Born in Fort Meade, Maryland, as an “Army brat,” Manning traveled throughout the U.S. and has resided in Texas, New Jersey, Indiana, Hawaii, Illinois, and Maryland. After graduating from Aberdeen High School in Aberdeen, Maryland, Manning went on to obtain his B.S. from the U.S. Air Force Academy in Colorado Springs. In addition, Manning has an M.S. in industrial engineering from the University of Central Florida in Orlando and has completed the Senior Executive Fellows Program at the John F. Kennedy School of Government at Harvard University.
As an Air Force officer, Manning served six years as a space operations analyst, stationed at Eglin Air Force Base in Florida and NORAD Cheyenne Mountain in Colorado Springs. Following his military service and prior to joining NASA, Manning was an engineer with General Electric Aerospace, Military and Data Systems Operations, in Springfield, Virginia, and McDonnell Douglas Space Systems Company in Washington, D.C.

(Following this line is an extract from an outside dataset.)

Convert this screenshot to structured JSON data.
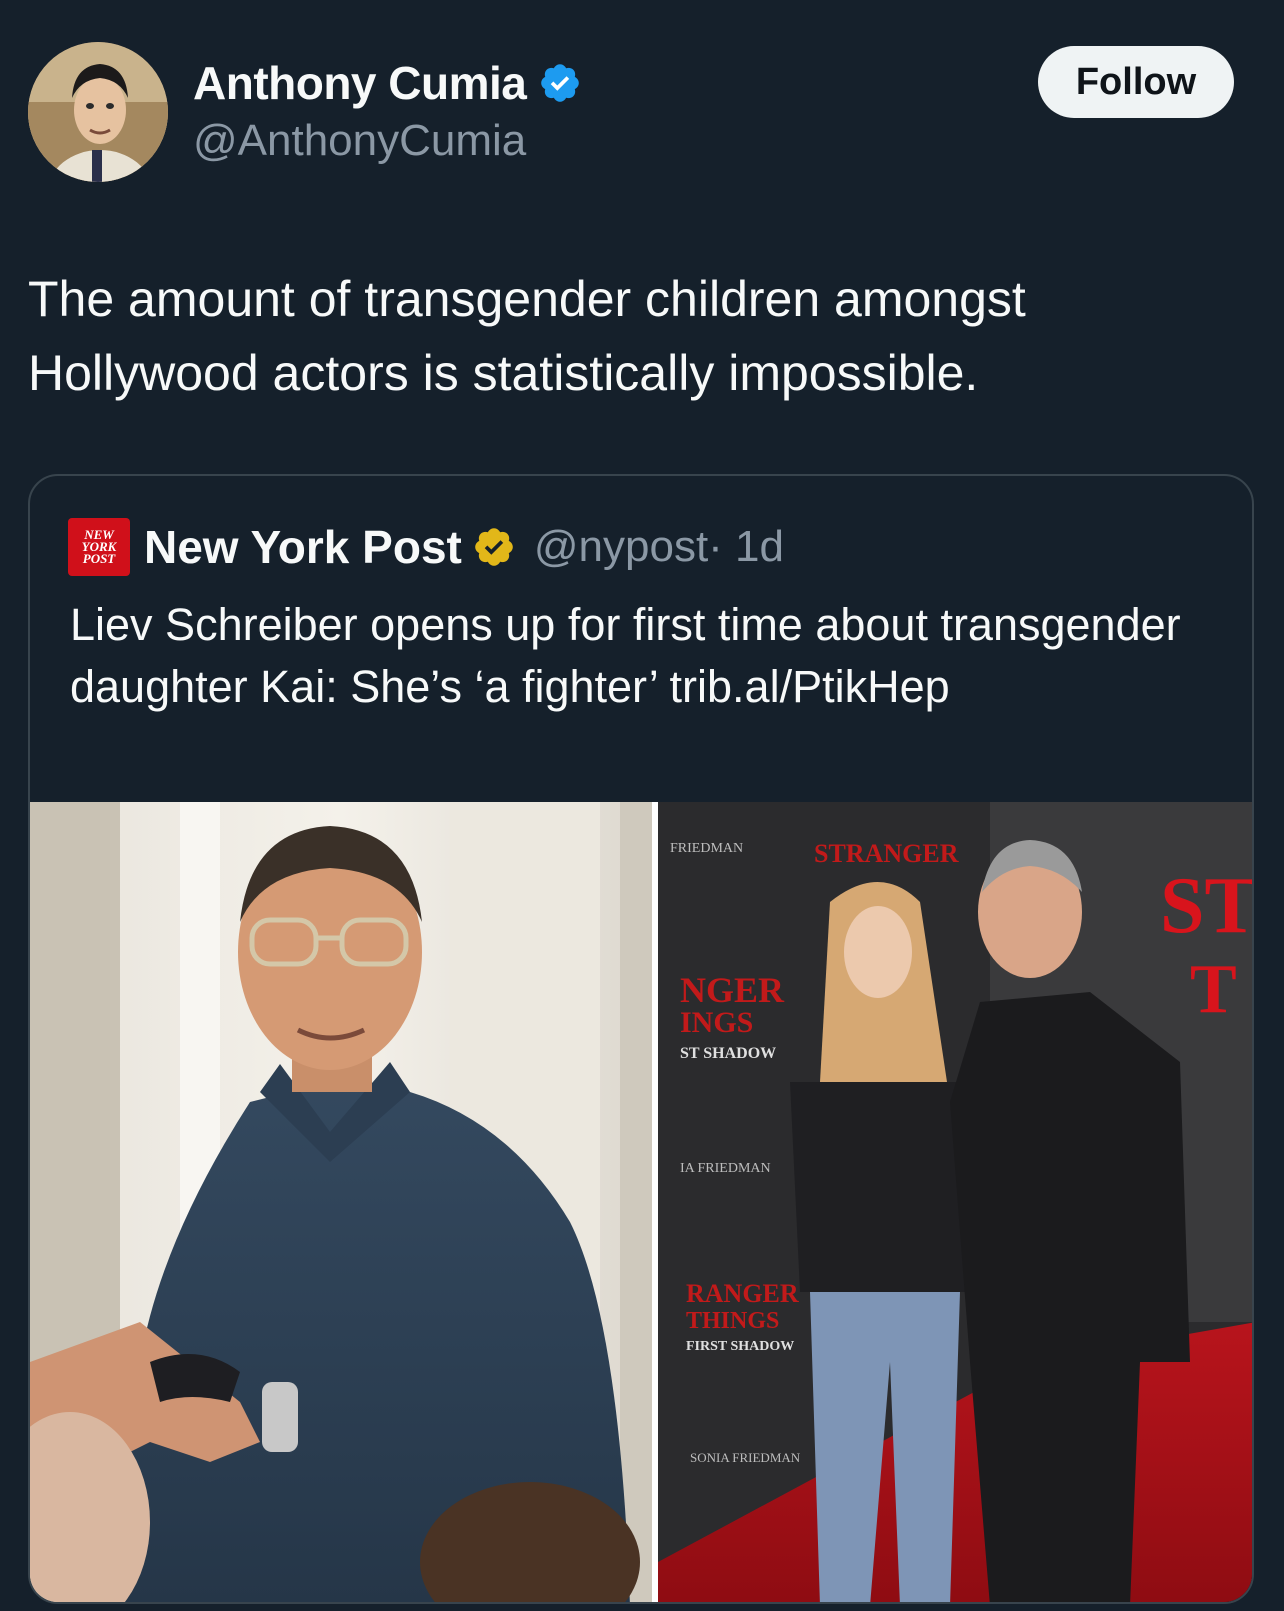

Manning has received numerous awards, including the Presidential Meritorious Rank Award, NASA Exceptional Achievement Medal, NASA Exceptional Service Medal, the astronauts’ Silver Snoopy Award, National Black Engineer of the Year Award for Outstanding Technical Achievement in Government, NASA Public Service Award, Department of Defense Joint Service Commendation Medal, and National Eagle Scout Association Outstanding Eagle Scout Award